Invigilating Exams: A Lazy Man’s Guide

Bill Gates once said, “I choose a lazy man to do a hard job because a lazy man will find an easy way to do it.” As for me, I can sometimes prove to be very lazy thereby finding myself failing to respond to many tasks. However, over the years, I have noticed my weakness and endeavored to find solutions to this problem.

Read also: National ranking of 2018 UNEB ICT results

A few years ago when I was a computer lab technician at St. Peter’s SSS Nsambya, I found myself with the task of invigilating a Computer Studies practical exam. This was because the teacher in charge, Ms. Carol Namatovu was on leave and my other colleague Mrs. Ssenkubuge had a French paper to invigilate.

A typical setup of a computer lab in preparation of an exam.

The school library was my favourite place to relax and there had to be a way I could enjoy the services of the library while I invigilated the exam. This prompted me to think harder and find away I could serve 2 masters at the same time and thank God, I did.

The writer having a good time with the librarians of St. Peter’s SSS Nsambya

How I achieved this

A few minutes before the exam, I installed TrueCafe software on the 40 machines. This is the software I use at E-zone Internet Café to time our clients. I set  it to run for 2 hours and 15 minutes – the time for the duration of the paper. I briefed the students that they had to do everything within that time since the software didn’t take bribes nor reasons

I also set the software’s warning bell at 10 minutes to time to alert students that it was almost time up. At the end of the exam duration, the software would close access to the PC and even shut it down. This meant that any unsaved work would be lost.

To avoid cheating, I placed my laptop strategically and set Cyberlink YouCam software to record every movement and interaction during the exam. I emphasized to my students that my absence didn’t mean exam malpractice and that any form of it would be handled according to the school’s guidelines.
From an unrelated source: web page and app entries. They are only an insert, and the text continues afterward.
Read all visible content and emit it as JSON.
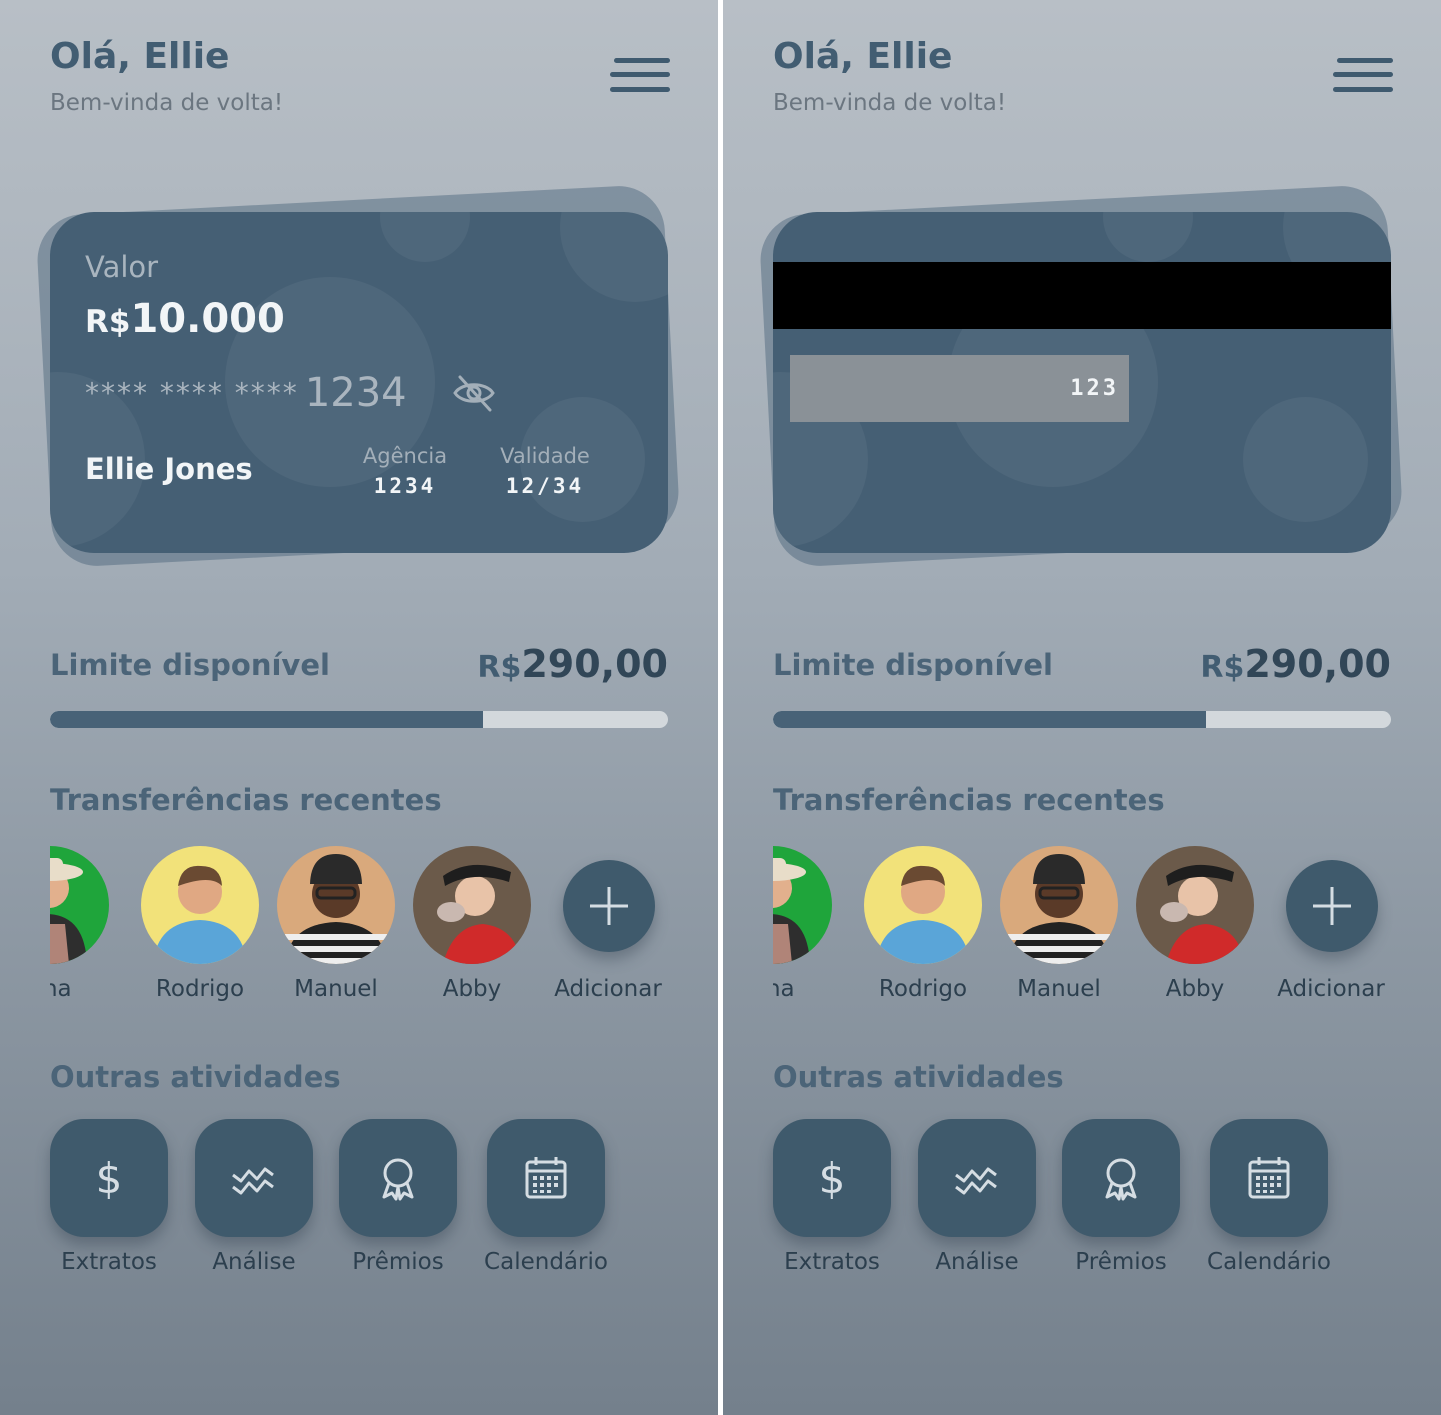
{
  "header": {
    "greeting": "Olá, Ellie",
    "subtitle": "Bem-vinda de volta!"
  },
  "card": {
    "label": "Valor",
    "currency": "R$",
    "amount": "10.000",
    "masked": "**** **** ****",
    "last4": "1234",
    "holder": "Ellie Jones",
    "agency_label": "Agência",
    "agency": "1234",
    "validity_label": "Validade",
    "validity": "12/34",
    "cvv": "123"
  },
  "limit": {
    "label": "Limite disponível",
    "currency": "R$",
    "amount": "290,00",
    "used_fraction": 0.7
  },
  "transfers": {
    "title": "Transferências recentes",
    "contacts": [
      {
        "name": "Anna",
        "visible_name": "nna"
      },
      {
        "name": "Rodrigo"
      },
      {
        "name": "Manuel"
      },
      {
        "name": "Abby"
      }
    ],
    "add_label": "Adicionar"
  },
  "activities": {
    "title": "Outras atividades",
    "items": [
      {
        "label": "Extratos",
        "icon": "dollar-icon"
      },
      {
        "label": "Análise",
        "icon": "chart-wave-icon"
      },
      {
        "label": "Prêmios",
        "icon": "award-icon"
      },
      {
        "label": "Calendário",
        "icon": "calendar-icon"
      }
    ]
  },
  "colors": {
    "primary": "#455f74",
    "tile": "#3f5a6c",
    "accent_text": "#4b6478"
  }
}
At the end of 2 hours and 15 minutes, the PCs shut down and I was also rushed to the lab to see the students out. I would see the frustration on their faces and could easily tell that many of them hadn’t saved their work.

The highest score in that exam was 15% but it helped prepare our students to work within the set exam duration. The next time I used timing software in an exam, all students completed their paper within the prescribed time and the scores were way too good. This helped reduce the clogs during printing time during subsequent UNEB exams.

I have found the method of electronic timing software to be good in that you don’t need the presence of staff to manage the practical exam. This also helps the students by building in them the habit of working within the prescribed time and to save every change in their work. In the end, UNEB exams become a walk over. One of my former students, Daniel who was among that class and is now a student of IT at Nkumba University where I met him during the recently concluded WordCamp.

With Daniel, one of my former students at the recently concluded WordCamp in Entebbe

These and more insights will be shared as I speak alongside other distinguished facilitators at this year’s ICT Teachers Capacity Development Workshop at Kololo SS on 6th and 7th May 2019. Interested teachers of ICT should register at or call the National Chairman ITAU on 0778 068 991 or the National Coordinator on 0706 060 740.

Stephen Dumba
E-zone School of Computing
+256 752 111 223 / +256 772 111 223